Nightscapes also uses LED 2700K (Kelvin) warm white bulbs, which achieve a warm glow and never create a harsh, unnatural effect. “The human tendency when observing illumination is to look at the source of the light,” explains Chris, “but the objective in well-designed landscape and architectural lighting is to balance the system so that the eye is not drawn to one specific area, but rather settles on the effect of the scene as a whole.” Keeping the light gentle is important in finding that balance.
Walkway elevations vary greatly throughout Muskoka, which means that Chris and his team at Nightscapes customize each project. On steeper properties, they will typically utilize downlighting from trees, rather than path lighting, to ensure that there is no glare when looking upward from the lake. Tree downlighting fixtures, when installed at proper levels and correctly angled, will gently illuminate the path below for safe travel while concealing the light source and projecting no light upwards.
By contrast, level properties are more suitable for path lighting, where fixtures are carefully staggered to introduce the right spread of light in order to properly navigate the pathway. Path lighting follows strict cut-off specifications, meaning the canopy of light cast is carefully controlled. Similarly, where trees or other landscape features are uplit, the light can be customized to softly graze the object without trespassing beyond it.
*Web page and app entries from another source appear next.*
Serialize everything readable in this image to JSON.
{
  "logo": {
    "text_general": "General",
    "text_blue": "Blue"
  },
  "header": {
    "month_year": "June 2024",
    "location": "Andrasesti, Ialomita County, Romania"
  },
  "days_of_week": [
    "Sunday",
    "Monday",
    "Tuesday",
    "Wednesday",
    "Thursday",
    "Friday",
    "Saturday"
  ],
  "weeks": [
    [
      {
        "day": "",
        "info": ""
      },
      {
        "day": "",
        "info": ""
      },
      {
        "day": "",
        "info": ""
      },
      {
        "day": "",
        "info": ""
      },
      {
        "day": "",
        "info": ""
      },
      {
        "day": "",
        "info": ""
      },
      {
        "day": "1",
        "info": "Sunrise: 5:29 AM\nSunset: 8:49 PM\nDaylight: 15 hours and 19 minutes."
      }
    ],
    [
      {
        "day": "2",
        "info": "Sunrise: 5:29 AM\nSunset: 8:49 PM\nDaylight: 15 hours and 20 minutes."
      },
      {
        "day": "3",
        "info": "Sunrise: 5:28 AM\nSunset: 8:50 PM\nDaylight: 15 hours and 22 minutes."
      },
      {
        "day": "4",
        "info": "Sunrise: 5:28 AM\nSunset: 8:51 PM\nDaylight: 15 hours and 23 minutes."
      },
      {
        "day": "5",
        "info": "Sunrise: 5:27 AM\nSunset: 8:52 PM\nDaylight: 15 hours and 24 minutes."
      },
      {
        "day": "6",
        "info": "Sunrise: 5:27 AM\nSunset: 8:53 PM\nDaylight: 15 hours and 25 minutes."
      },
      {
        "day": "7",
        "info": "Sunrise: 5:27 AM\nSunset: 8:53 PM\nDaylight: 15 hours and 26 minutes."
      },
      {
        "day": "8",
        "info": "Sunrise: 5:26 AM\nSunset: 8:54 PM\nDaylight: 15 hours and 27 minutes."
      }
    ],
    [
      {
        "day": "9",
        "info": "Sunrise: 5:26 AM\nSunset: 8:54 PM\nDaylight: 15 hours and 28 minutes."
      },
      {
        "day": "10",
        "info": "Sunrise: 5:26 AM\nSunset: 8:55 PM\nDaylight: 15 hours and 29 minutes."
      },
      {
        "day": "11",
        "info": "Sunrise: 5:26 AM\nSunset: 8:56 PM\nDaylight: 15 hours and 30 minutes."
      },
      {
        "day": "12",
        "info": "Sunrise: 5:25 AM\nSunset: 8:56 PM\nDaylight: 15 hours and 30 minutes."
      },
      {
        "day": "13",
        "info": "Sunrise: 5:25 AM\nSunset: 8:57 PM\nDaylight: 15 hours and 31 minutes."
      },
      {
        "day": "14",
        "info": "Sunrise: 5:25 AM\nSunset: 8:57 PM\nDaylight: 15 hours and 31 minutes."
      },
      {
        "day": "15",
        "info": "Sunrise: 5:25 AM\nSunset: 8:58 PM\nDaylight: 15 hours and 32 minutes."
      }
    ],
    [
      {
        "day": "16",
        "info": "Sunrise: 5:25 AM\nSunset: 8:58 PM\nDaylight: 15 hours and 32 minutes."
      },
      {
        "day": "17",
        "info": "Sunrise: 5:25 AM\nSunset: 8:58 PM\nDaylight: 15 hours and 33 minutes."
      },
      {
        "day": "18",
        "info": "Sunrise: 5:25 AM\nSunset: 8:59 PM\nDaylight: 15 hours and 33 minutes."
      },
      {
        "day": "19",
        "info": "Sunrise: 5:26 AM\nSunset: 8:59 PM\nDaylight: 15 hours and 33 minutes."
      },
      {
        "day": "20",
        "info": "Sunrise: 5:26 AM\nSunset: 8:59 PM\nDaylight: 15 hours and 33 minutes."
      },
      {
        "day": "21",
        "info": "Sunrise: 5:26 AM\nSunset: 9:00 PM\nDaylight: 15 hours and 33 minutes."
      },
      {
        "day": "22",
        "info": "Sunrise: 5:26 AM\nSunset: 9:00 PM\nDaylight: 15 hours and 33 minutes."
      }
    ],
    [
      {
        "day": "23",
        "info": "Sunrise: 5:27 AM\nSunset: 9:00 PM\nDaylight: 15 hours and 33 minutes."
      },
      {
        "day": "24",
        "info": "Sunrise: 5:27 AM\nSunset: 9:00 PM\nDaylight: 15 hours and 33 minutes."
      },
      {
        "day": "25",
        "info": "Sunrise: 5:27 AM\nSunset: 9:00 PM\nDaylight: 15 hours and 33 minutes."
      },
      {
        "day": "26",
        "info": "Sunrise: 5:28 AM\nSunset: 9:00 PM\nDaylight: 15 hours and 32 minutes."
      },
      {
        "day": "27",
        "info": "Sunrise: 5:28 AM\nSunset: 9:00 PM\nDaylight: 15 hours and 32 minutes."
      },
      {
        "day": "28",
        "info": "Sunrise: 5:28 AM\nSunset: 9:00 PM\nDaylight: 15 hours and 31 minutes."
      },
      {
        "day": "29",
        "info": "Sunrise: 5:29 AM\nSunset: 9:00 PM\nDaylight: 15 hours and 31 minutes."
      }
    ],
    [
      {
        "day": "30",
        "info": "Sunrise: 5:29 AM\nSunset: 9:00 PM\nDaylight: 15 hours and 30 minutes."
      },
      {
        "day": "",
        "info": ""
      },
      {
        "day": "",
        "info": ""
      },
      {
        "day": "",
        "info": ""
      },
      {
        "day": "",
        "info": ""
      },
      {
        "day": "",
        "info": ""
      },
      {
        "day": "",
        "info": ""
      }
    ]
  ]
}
Lighting fixtures installed by Nightscapes of Muskoka always have built-in dimming capabilities, meaning lumen levels can be decreased incrementally to achieve the specific requirement of each fixture and prevent glare and light escape. Nightscapes systems also employ zoning or grouping of features, allowing property owners to activate and deactivate lighting in specified areas whenever necessary. For example, when guests leave the cottage to travel home by boat, the walkway from the cottage to the dock can be switched on temporarily without needlessly activating the entire lighting system. Timers and remote control via a user-friendly app similarly allow property owners better control over when, where, and how their lighting system operates when they are and are not at home.
“In terms of the new by-law,” says Chris, “I encourage people to view the regulations not as restrictions, but rather as parameters inside which they can have a really beautifully illuminated property and feel good about it.” For those who already have architectural and landscape lighting in place, Chris and the Nightscapes of Muskoka team can assess the property in terms of its compliance with the new by-law, make suggestions as to where the lighting system does and doesn’t need to be adjusted, and retrofit aspects of it if necessary.
For those embarking on landscape and architectural lighting for the first time, Nightscapes will help design a system that not only falls into step with dark-sky friendly regulations, but also shows off the best features of their property in a totally new manner. Either way, Chris is excited to be part of the field of landscape lighting as people gain more curiosity and understanding about it. “I encourage people to contact us anytime with their questions,” he says. “That’s what we’re here for. Outdoor illumination is our job and our passion.”